"I think a lot of people view the Midwest as being Chicago," he said. "I think they were looking at the principal cities in each region and perhaps didn't have the information about other cities."

Almost 26 percent of the respondents expect to spend more in California, and 24 percent will invest more heavily in the Southwest, the survey showed.

But 21.4 percent of the specialists think they will spend less on real estate in the Northeast, compared with 17.3 percent who expect to spend more in the region.

The decrease can be traced to the belief of 28.6 percent of the analysts that New York is the most overpriced market in the country for real estate investment.

Los Angeles finished second in the balloting for most overpriced market, but also was identified as the metropolitan market likely to produce the best real estate performance in the next five years.

"I think it reflects the fact that Los Angeles placed high in every category," said Evans. "It's just a feeling that the Southern California economy doesn't want to stop."

Other top overall performers are expected to be Atlanta, Seattle, Washington and Chicago.

Other markets viewed as overpriced were Boston, chosen by 9.9 percent of the respondents; San Francisco, 7.5 percent; and the Washington area, 5.6 percent.

The survey also examined projected growth in specific property sectors: apartments, warehouses, retail space, and central and suburban office space.

Prospects for building apartments are best in Los Angeles, the specialists said. Atlanta is next, followed by Seattle, San Diego and Washington.

Atlanta topped the list of candidates for warehouse space, followed by Chicago, Los Angeles, Dallas-Fort Worth and Seattle.

Seven of the top 20 projected retail markets are in California. The specialists chose Orange County and Los Angeles as the best two retail markets, followed by Atlanta, San Francisco and Seattle.

Washington was rated as the best market for central and suburban office space in the first half of the 1990s. Rounding out the top five markets for office space in the central business district were San Francisco, Los Angeles, Chicago and Seattle.

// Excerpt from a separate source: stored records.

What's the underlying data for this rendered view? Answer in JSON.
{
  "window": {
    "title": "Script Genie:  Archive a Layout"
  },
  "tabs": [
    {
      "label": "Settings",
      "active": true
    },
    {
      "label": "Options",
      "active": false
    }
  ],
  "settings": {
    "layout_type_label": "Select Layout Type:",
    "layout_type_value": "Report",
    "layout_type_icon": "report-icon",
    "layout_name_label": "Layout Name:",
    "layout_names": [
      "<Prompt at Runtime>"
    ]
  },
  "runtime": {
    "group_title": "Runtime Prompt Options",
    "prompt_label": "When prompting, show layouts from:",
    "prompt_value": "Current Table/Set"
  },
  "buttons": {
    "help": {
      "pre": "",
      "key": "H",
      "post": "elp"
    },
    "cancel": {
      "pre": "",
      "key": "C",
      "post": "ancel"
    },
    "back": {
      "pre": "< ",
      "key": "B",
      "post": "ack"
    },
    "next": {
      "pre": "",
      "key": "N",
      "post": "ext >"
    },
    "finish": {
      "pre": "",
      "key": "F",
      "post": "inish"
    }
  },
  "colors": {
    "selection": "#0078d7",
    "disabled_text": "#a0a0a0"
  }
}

Los Angeles was second in the voting for prospects for suburban office space, followed by Orange County, Calif., Atlanta and New York.